**REQUIRED WORK**
Would you please copy each line below that includes the string "username"?

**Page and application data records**
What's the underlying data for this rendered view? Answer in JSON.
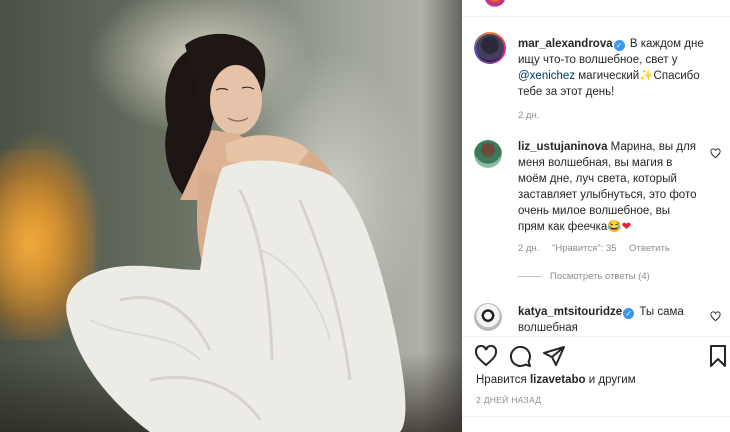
{
  "post": {
    "author": "mar_alexandrova",
    "caption_text": "В каждом дне ищу что-то волшебное, свет у",
    "caption_mention": "@xenichez",
    "caption_text2": "магический",
    "caption_emoji": "✨",
    "caption_text3": "Спасибо тебе за этот день!",
    "caption_time": "2 дн."
  },
  "comments": [
    {
      "username": "liz_ustujaninova",
      "text": "Марина, вы для меня волшебная, вы магия в моём дне, луч света, который заставляет улыбнуться, это фото очень милое волшебное, вы прям как феечка",
      "emoji_laugh": "😂",
      "emoji_heart": "❤",
      "time": "2 дн.",
      "likes": "\"Нравится\": 35",
      "reply": "Ответить",
      "view_replies": "Посмотреть ответы (4)"
    },
    {
      "username": "katya_mtsitouridze",
      "text": "Ты сама волшебная"
    }
  ],
  "likes": {
    "prefix": "Нравится",
    "user": "lizavetabo",
    "suffix": "и другим"
  },
  "date": "2 дней назад",
  "icons": {
    "like": "heart-icon",
    "comment": "comment-icon",
    "share": "paper-plane-icon",
    "save": "bookmark-icon",
    "verified": "verified-badge-icon"
  },
  "colors": {
    "verified": "#3897f0",
    "link": "#00376b",
    "meta": "#8e8e8e",
    "text": "#262626"
  }
}
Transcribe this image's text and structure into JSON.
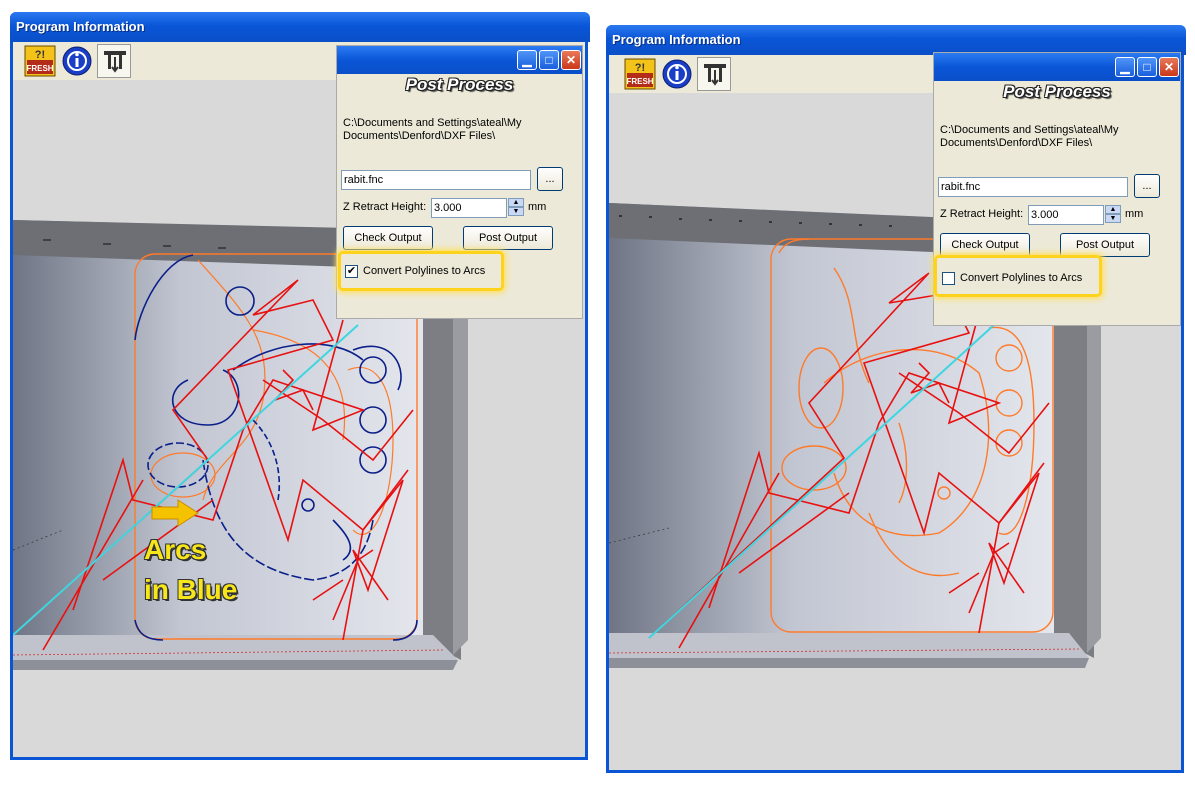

**ANSWER BOX**
      "username": "liz_ustujaninova",
      "username": "katya_mtsitouridze",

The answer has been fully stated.